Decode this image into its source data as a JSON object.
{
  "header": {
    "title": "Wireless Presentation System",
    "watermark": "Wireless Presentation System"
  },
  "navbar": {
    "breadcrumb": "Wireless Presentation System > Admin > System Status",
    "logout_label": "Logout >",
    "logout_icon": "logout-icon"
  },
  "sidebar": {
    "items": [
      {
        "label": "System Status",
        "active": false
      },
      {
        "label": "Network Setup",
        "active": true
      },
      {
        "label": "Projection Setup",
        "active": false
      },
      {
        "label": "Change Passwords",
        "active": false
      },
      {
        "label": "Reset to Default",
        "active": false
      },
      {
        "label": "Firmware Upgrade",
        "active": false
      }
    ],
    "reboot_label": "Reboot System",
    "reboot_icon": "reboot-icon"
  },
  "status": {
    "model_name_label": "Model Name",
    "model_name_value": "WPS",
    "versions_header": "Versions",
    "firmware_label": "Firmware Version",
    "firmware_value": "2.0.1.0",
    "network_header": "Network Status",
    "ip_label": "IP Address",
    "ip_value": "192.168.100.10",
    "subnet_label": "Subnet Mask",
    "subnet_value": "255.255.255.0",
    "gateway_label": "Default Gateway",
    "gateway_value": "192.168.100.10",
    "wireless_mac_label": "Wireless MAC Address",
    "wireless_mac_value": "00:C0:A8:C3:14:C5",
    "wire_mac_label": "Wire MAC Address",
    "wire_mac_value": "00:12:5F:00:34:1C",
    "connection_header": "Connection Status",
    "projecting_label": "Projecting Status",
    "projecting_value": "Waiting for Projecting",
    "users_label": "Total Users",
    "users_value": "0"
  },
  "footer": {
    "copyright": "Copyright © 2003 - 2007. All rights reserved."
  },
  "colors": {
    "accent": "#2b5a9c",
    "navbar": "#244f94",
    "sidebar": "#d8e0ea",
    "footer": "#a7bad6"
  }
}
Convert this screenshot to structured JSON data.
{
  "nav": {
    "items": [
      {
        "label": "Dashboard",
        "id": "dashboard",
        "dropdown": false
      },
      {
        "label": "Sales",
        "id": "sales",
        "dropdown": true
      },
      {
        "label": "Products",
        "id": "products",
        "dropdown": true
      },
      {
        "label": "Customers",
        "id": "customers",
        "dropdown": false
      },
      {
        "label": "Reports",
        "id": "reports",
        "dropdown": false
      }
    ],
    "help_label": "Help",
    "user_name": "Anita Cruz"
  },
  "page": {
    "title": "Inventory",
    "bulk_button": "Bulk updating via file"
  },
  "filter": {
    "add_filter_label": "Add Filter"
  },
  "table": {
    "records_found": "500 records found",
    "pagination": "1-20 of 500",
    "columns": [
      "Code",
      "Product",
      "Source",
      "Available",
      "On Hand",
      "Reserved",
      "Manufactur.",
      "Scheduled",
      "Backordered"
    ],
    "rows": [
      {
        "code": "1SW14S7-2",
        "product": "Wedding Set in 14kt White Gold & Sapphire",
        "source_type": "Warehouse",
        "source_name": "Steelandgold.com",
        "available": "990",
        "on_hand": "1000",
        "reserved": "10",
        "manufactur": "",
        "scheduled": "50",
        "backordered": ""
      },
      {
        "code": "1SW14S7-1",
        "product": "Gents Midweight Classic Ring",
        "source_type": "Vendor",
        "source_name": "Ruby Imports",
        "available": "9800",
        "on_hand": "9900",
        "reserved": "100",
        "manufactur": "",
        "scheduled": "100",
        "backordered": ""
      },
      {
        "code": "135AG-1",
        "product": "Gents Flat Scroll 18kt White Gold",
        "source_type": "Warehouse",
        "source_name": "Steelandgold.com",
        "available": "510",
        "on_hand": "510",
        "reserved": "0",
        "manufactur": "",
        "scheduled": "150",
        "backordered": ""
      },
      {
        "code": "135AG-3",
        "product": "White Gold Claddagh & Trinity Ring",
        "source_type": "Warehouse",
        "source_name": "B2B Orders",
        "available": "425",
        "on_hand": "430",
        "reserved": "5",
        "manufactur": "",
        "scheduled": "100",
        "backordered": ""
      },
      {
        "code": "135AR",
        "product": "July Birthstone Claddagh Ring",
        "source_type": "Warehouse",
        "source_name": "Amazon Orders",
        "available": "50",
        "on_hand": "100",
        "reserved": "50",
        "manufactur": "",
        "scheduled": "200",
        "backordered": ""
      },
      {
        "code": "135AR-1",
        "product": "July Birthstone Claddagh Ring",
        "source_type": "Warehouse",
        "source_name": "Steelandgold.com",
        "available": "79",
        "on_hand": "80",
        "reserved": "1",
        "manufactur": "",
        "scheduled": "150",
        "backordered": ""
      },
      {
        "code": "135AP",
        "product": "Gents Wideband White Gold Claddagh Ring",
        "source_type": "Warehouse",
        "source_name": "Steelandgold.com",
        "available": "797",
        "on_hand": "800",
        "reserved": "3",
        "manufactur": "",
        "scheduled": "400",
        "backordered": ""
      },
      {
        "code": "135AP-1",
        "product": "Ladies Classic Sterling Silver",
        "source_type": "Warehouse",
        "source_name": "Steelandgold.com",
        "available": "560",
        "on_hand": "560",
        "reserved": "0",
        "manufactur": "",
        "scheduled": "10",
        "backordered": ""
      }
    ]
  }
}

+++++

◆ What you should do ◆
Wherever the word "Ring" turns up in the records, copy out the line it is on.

◆ Answer space ◆
        "product": "Gents Midweight Classic Ring",
        "product": "White Gold Claddagh & Trinity Ring",
        "product": "July Birthstone Claddagh Ring",
        "product": "July Birthstone Claddagh Ring",
        "product": "Gents Wideband White Gold Claddagh Ring",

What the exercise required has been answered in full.